Dr. Rebecca Sokol, a USC medical school professor who specializes in male hormone research, called the study "cutting-edge." She said it added to a growing body of research, called epigenetics, that suggested environmental chemicals could alter how DNA sequences turned on and off in a fetus, permanently imprinting the genes of a child and sensitizing him or her to disease in adulthood.
Such findings could have major implications for human disease and could, in part, explain why the prostate cancer rate has surged. BPA, used for about half a century, is a key building block in the manufacture of polycarbonate plastic and ranks among the world's most widely used industrial chemicals.
Prins, Ho and other researchers cautioned that the study was conducted on rats, which sometimes reacted differently to chemicals than humans did. Replicating the work in humans is virtually impossible because 50 or more years usually pass from exposure in the womb to the onset of prostate cancer.
"You can't say from the results of this study that this is going to affect humans," Sokol said. But she said the results were in line with previous animal research that showed chemicals could induce genetic changes that altered sperm and other reproductive functions.
The prostate gland, which develops in human males when they are fetuses, is extremely sensitive to natural estrogen. As a result, scientists have long theorized that prostate cancer could be increasing in men because of their exposure to estrogen-like chemicals in the womb.
Unlike carcinogenic chemicals that can cause profound damage to DNA, BPA seems to inflict subtle changes that are passed from one generation to the next, Sokol said.
"The big focus today is whether or not environmental toxicants will induce heritable changes in gene function.... In other words, is there something that happens to alter genes without actually altering the genetic code?" asked Sokol, who studies the effects of chemicals on sperm. "This [new study] is cutting-edge research in this field and the role that environmental toxicants may play in altering the genetics of exposed offspring."
Steve Hentges, a representative of the American Plastics Council, called it "fascinating research, a good piece of research" that should be studied further. But he said the "real question is what does this mean for human health," because there are too many limitations in the study for it to apply to humans.
"No one has actually observed prostate cancer after any treatment with BPA," he said.

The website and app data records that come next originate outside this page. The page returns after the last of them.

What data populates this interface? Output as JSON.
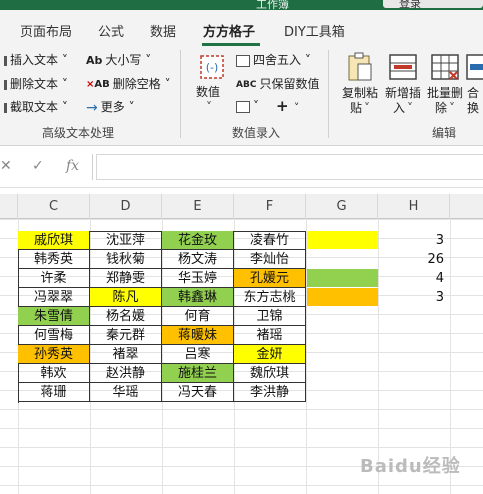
{
  "window": {
    "title": "工作簿",
    "user": "登录"
  },
  "tabs": [
    "页面布局",
    "公式",
    "数据",
    "方方格子",
    "DIY工具箱"
  ],
  "active_tab": "方方格子",
  "ribbon": {
    "text_group": {
      "insert_text": "插入文本",
      "delete_text": "删除文本",
      "cut_text": "截取文本",
      "font_size": "大小写",
      "delete_space": "删除空格",
      "more": "更多",
      "label": "高级文本处理"
    },
    "number_group": {
      "value": "数值",
      "round": "四舍五入",
      "keep_value": "只保留数值",
      "label": "数值录入"
    },
    "edit_group": {
      "copy_paste_1": "复制粘",
      "copy_paste_2": "贴",
      "new_insert_1": "新增插",
      "new_insert_2": "入",
      "batch_delete_1": "批量删",
      "batch_delete_2": "除",
      "merge_1": "合",
      "merge_2": "换",
      "label": "编辑"
    }
  },
  "formula_bar": {
    "fx": "fx",
    "content": ""
  },
  "columns": [
    "C",
    "D",
    "E",
    "F",
    "G",
    "H"
  ],
  "table": [
    [
      "戚欣琪",
      "沈亚萍",
      "花金玫",
      "凌春竹"
    ],
    [
      "韩秀英",
      "钱秋菊",
      "杨文涛",
      "李灿怡"
    ],
    [
      "许柔",
      "郑静雯",
      "华玉婷",
      "孔媛元"
    ],
    [
      "冯翠翠",
      "陈凡",
      "韩鑫琳",
      "东方志桃"
    ],
    [
      "朱雪倩",
      "杨名媛",
      "何育",
      "卫锦"
    ],
    [
      "何雪梅",
      "秦元群",
      "蒋暖妹",
      "褚瑶"
    ],
    [
      "孙秀英",
      "褚翠",
      "吕寒",
      "金妍"
    ],
    [
      "韩欢",
      "赵洪静",
      "施桂兰",
      "魏欣琪"
    ],
    [
      "蒋珊",
      "华瑶",
      "冯天春",
      "李洪静"
    ]
  ],
  "legend_counts": [
    "3",
    "26",
    "4",
    "3"
  ],
  "colors": {
    "yellow": "#ffff00",
    "green": "#92d050",
    "orange": "#ffc000",
    "accent": "#217346"
  },
  "watermark": {
    "text": "Baidu经验",
    "sub": "jingyan.baidu.com"
  }
}
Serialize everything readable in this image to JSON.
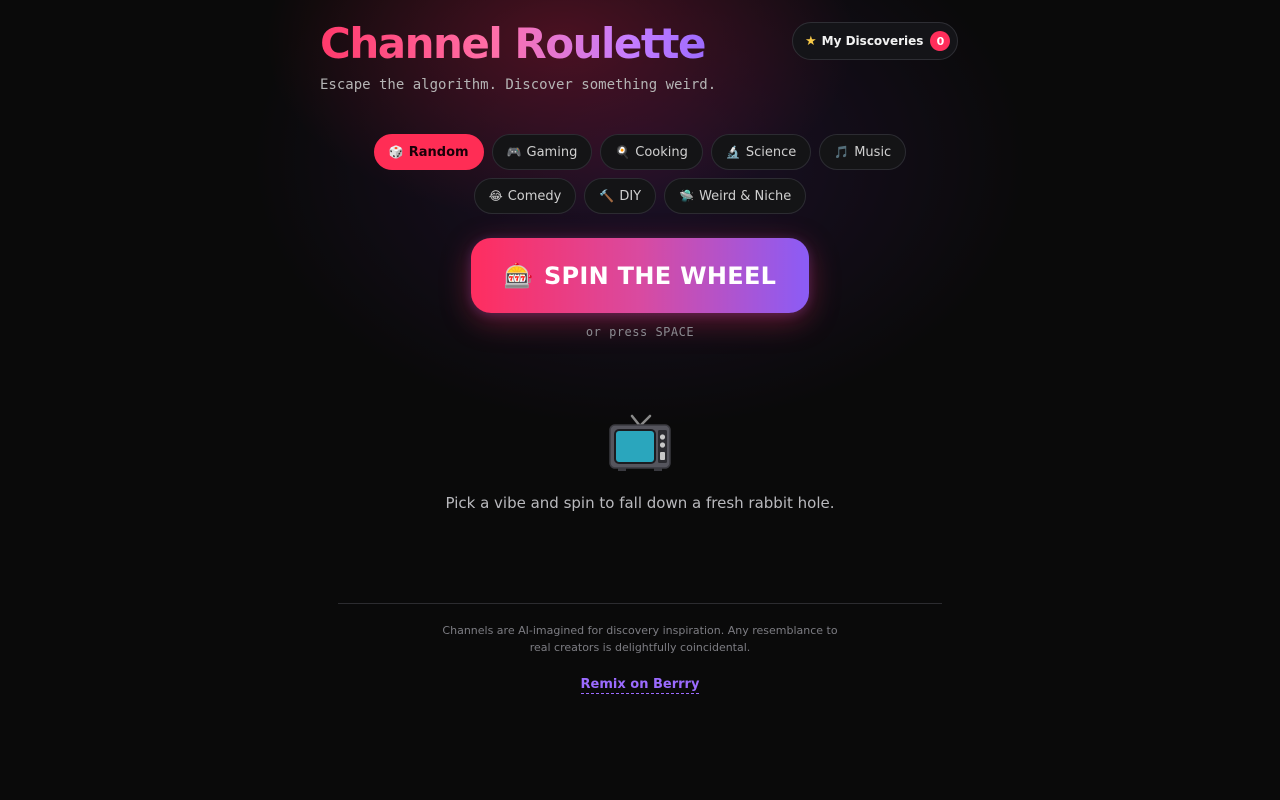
{
  "header": {
    "title": "Channel Roulette",
    "subtitle": "Escape the algorithm. Discover something weird.",
    "discoveries": {
      "icon": "star-icon",
      "label": "My Discoveries",
      "count": "0"
    }
  },
  "categories": [
    {
      "emoji": "🎲",
      "label": "Random",
      "active": true
    },
    {
      "emoji": "🎮",
      "label": "Gaming",
      "active": false
    },
    {
      "emoji": "🍳",
      "label": "Cooking",
      "active": false
    },
    {
      "emoji": "🔬",
      "label": "Science",
      "active": false
    },
    {
      "emoji": "🎵",
      "label": "Music",
      "active": false
    },
    {
      "emoji": "😂",
      "label": "Comedy",
      "active": false
    },
    {
      "emoji": "🔨",
      "label": "DIY",
      "active": false
    },
    {
      "emoji": "🛸",
      "label": "Weird & Niche",
      "active": false
    }
  ],
  "spin": {
    "icon": "🎰",
    "label": "SPIN THE WHEEL",
    "hint": "or press SPACE"
  },
  "empty_state": {
    "icon": "tv-icon",
    "text": "Pick a vibe and spin to fall down a fresh rabbit hole."
  },
  "footer": {
    "note": "Channels are AI-imagined for discovery inspiration. Any resemblance to real creators is delightfully coincidental.",
    "remix_label": "Remix on Berrry"
  },
  "colors": {
    "accent": "#ff2d55",
    "gradient_start": "#ff2d5f",
    "gradient_end": "#8b5cf6",
    "link": "#9b6bff"
  }
}
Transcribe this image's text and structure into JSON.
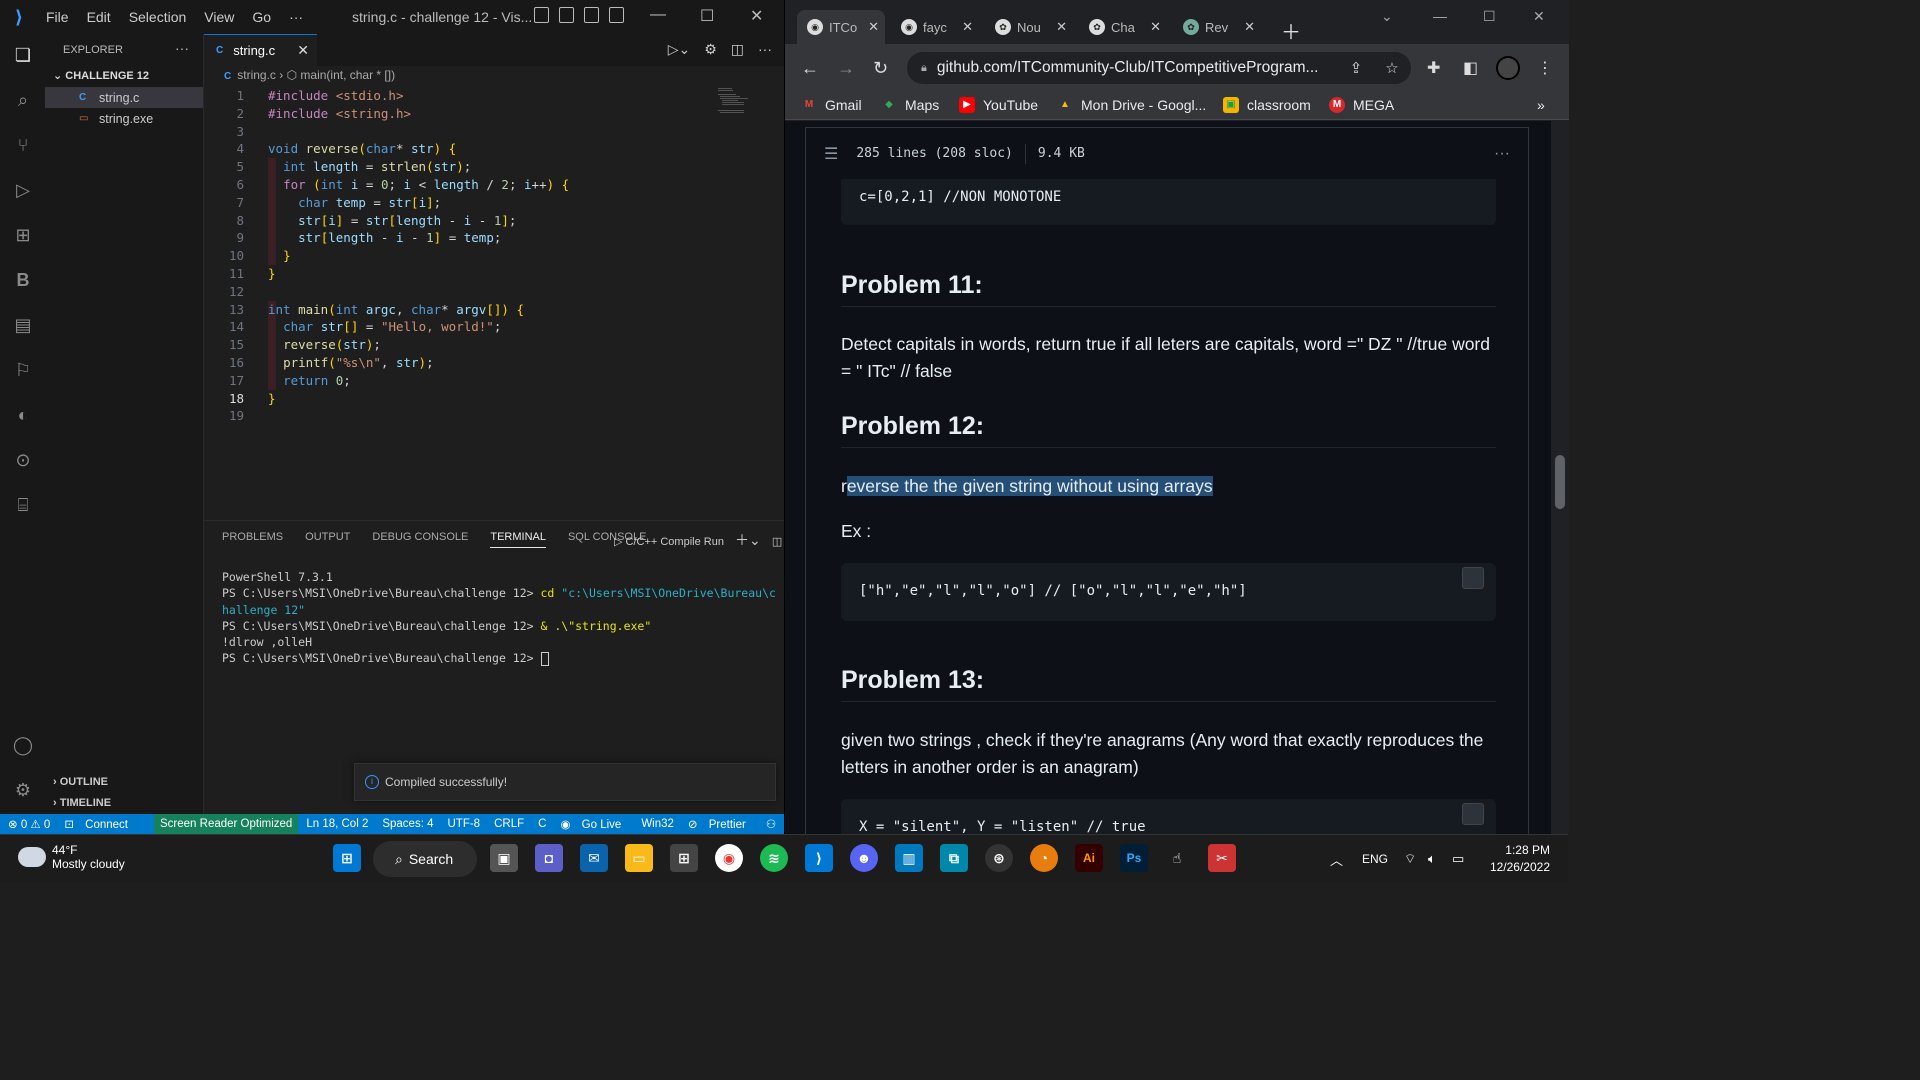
{
  "vscode": {
    "menu": [
      "File",
      "Edit",
      "Selection",
      "View",
      "Go",
      "···"
    ],
    "window_title": "string.c - challenge 12 - Vis...",
    "explorer": {
      "header": "EXPLORER",
      "folder": "CHALLENGE 12",
      "files": [
        {
          "name": "string.c",
          "icon": "C"
        },
        {
          "name": "string.exe",
          "icon": "exe"
        }
      ],
      "outline": "OUTLINE",
      "timeline": "TIMELINE"
    },
    "tab": {
      "label": "string.c",
      "icon": "C"
    },
    "breadcrumb": {
      "file": "string.c",
      "symbol": "main(int, char * [])"
    },
    "code_lines": [
      "#include <stdio.h>",
      "#include <string.h>",
      "",
      "void reverse(char* str) {",
      "  int length = strlen(str);",
      "  for (int i = 0; i < length / 2; i++) {",
      "    char temp = str[i];",
      "    str[i] = str[length - i - 1];",
      "    str[length - i - 1] = temp;",
      "  }",
      "}",
      "",
      "int main(int argc, char* argv[]) {",
      "  char str[] = \"Hello, world!\";",
      "  reverse(str);",
      "  printf(\"%s\\n\", str);",
      "  return 0;",
      "}",
      ""
    ],
    "current_line": 18,
    "panel": {
      "tabs": [
        "PROBLEMS",
        "OUTPUT",
        "DEBUG CONSOLE",
        "TERMINAL",
        "SQL CONSOLE"
      ],
      "active_tab": "TERMINAL",
      "task": "C/C++ Compile Run",
      "terminal": {
        "l1": "PowerShell 7.3.1",
        "l2_prompt": "PS C:\\Users\\MSI\\OneDrive\\Bureau\\challenge 12> ",
        "l2_cmd": "cd",
        "l2_arg": " \"c:\\Users\\MSI\\OneDrive\\Bureau\\challenge 12\"",
        "l3_prompt": "PS C:\\Users\\MSI\\OneDrive\\Bureau\\challenge 12> ",
        "l3_cmd": "& .\\\"string.exe\"",
        "l4": "!dlrow ,olleH",
        "l5_prompt": "PS C:\\Users\\MSI\\OneDrive\\Bureau\\challenge 12> "
      }
    },
    "toast": "Compiled successfully!",
    "status": {
      "problems": "⊗ 0 ⚠ 0",
      "connect": "Connect",
      "reader": "Screen Reader Optimized",
      "position": "Ln 18, Col 2",
      "spaces": "Spaces: 4",
      "encoding": "UTF-8",
      "eol": "CRLF",
      "lang": "C",
      "golive": "Go Live",
      "platform": "Win32",
      "prettier": "Prettier"
    }
  },
  "chrome": {
    "tabs": [
      {
        "label": "ITCo",
        "icon": "github-icon",
        "active": true
      },
      {
        "label": "fayc",
        "icon": "github-icon"
      },
      {
        "label": "Nou",
        "icon": "chatgpt-icon"
      },
      {
        "label": "Cha",
        "icon": "chatgpt-icon"
      },
      {
        "label": "Rev",
        "icon": "chatgpt-icon"
      }
    ],
    "url": "github.com/ITCommunity-Club/ITCompetitiveProgram...",
    "bookmarks": [
      {
        "label": "Gmail",
        "color": "#ea4335",
        "glyph": "M"
      },
      {
        "label": "Maps",
        "color": "#34a853",
        "glyph": "◆"
      },
      {
        "label": "YouTube",
        "color": "#ff0000",
        "glyph": "▶"
      },
      {
        "label": "Mon Drive - Googl...",
        "color": "#fbbc04",
        "glyph": "▲"
      },
      {
        "label": "classroom",
        "color": "#f4b400",
        "glyph": "▣"
      },
      {
        "label": "MEGA",
        "color": "#d9272e",
        "glyph": "M"
      }
    ],
    "file_info": {
      "lines": "285 lines (208 sloc)",
      "size": "9.4 KB"
    },
    "content": {
      "prev_code": "c=[0,2,1] //NON MONOTONE",
      "p11_title": "Problem 11:",
      "p11_text": "Detect capitals in words, return true if all leters are capitals, word =\" DZ \" //true word = \" ITc\" // false",
      "p12_title": "Problem 12:",
      "p12_prefix": "r",
      "p12_highlight": "everse the the given string without using arrays",
      "ex": "Ex :",
      "p12_code": "[\"h\",\"e\",\"l\",\"l\",\"o\"] // [\"o\",\"l\",\"l\",\"e\",\"h\"]",
      "p13_title": "Problem 13:",
      "p13_text": "given two strings , check if they're anagrams (Any word that exactly reproduces the letters in another order is an anagram)",
      "p13_code": "X = \"silent\", Y = \"listen\" // true"
    }
  },
  "taskbar": {
    "temp": "44°F",
    "weather": "Mostly cloudy",
    "search": "Search",
    "lang": "ENG",
    "time": "1:28 PM",
    "date": "12/26/2022"
  }
}
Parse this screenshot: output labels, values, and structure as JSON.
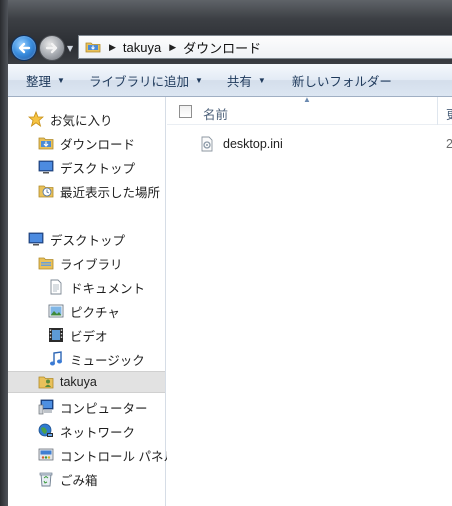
{
  "address_bar": {
    "crumbs": [
      "takuya",
      "ダウンロード"
    ]
  },
  "toolbar": {
    "organize": "整理",
    "add_to_library": "ライブラリに追加",
    "share": "共有",
    "new_folder": "新しいフォルダー"
  },
  "nav": {
    "favorites": "お気に入り",
    "downloads": "ダウンロード",
    "desktop_fav": "デスクトップ",
    "recent": "最近表示した場所",
    "desktop_root": "デスクトップ",
    "libraries": "ライブラリ",
    "documents": "ドキュメント",
    "pictures": "ピクチャ",
    "videos": "ビデオ",
    "music": "ミュージック",
    "user": "takuya",
    "computer": "コンピューター",
    "network": "ネットワーク",
    "control_panel": "コントロール パネル",
    "recycle_bin": "ごみ箱"
  },
  "columns": {
    "name": "名前",
    "date_partial": "更"
  },
  "files": [
    {
      "name": "desktop.ini",
      "date_partial": "2"
    }
  ],
  "icons": {
    "back": "back-arrow-icon",
    "forward": "forward-arrow-icon",
    "folder": "folder-icon",
    "star": "star-icon"
  },
  "colors": {
    "toolbar_text": "#1e395b",
    "header_text": "#4c607a",
    "back_button": "#3b8fe0",
    "selected_bg": "#e2e2e2"
  }
}
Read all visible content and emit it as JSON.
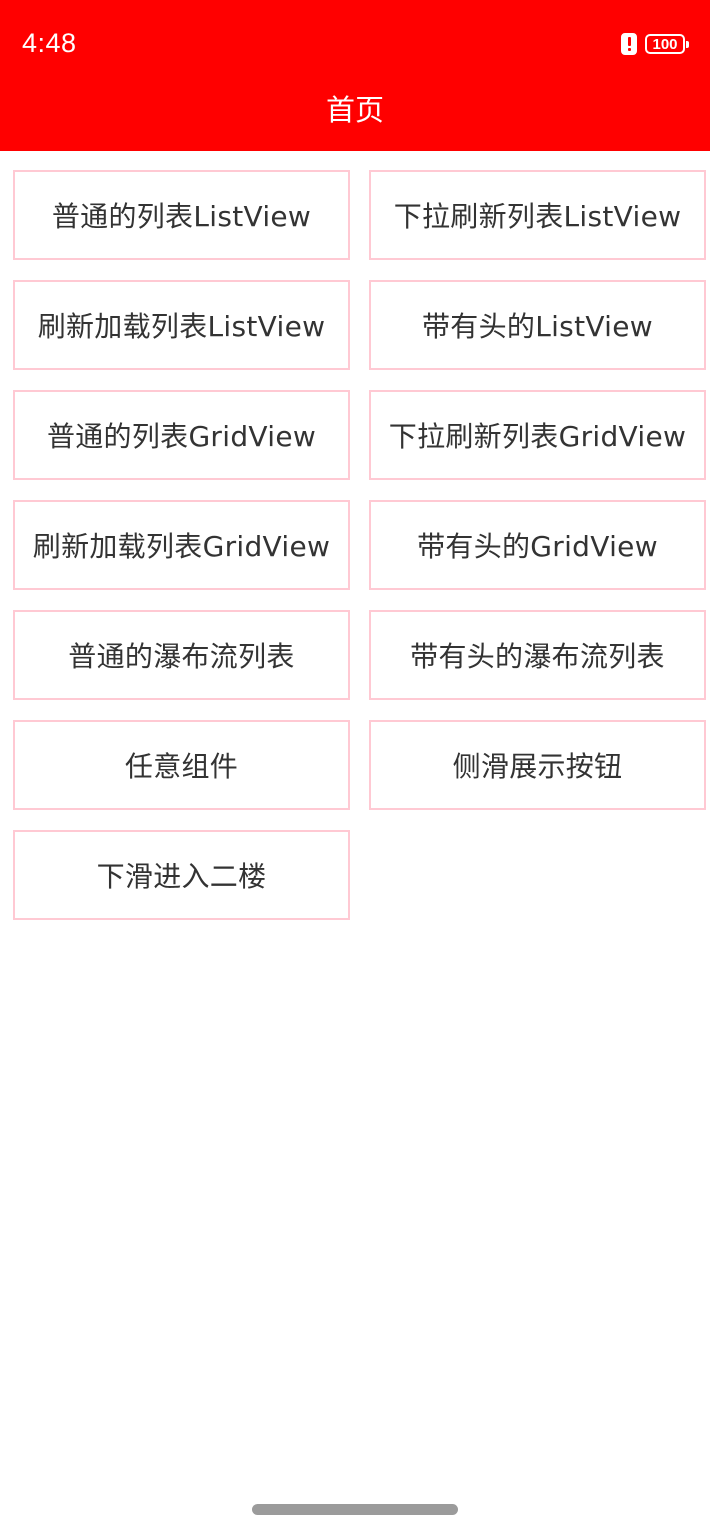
{
  "status_bar": {
    "time": "4:48",
    "battery_level": "100",
    "alert_icon": "alert-icon",
    "battery_icon": "battery-icon"
  },
  "header": {
    "title": "首页",
    "background_color": "#ff0000"
  },
  "buttons": [
    {
      "label": "普通的列表ListView"
    },
    {
      "label": "下拉刷新列表ListView"
    },
    {
      "label": "刷新加载列表ListView"
    },
    {
      "label": "带有头的ListView"
    },
    {
      "label": "普通的列表GridView"
    },
    {
      "label": "下拉刷新列表GridView"
    },
    {
      "label": "刷新加载列表GridView"
    },
    {
      "label": "带有头的GridView"
    },
    {
      "label": "普通的瀑布流列表"
    },
    {
      "label": "带有头的瀑布流列表"
    },
    {
      "label": "任意组件"
    },
    {
      "label": "侧滑展示按钮"
    },
    {
      "label": "下滑进入二楼"
    }
  ],
  "colors": {
    "accent": "#ff0000",
    "button_border": "#ffc9d3",
    "button_text": "#333333"
  }
}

The study's authors said the animals developed the precancerous lesions and genetic changes when exposed to low concentrations of the chemical similar to the amounts found in human blood and fetuses.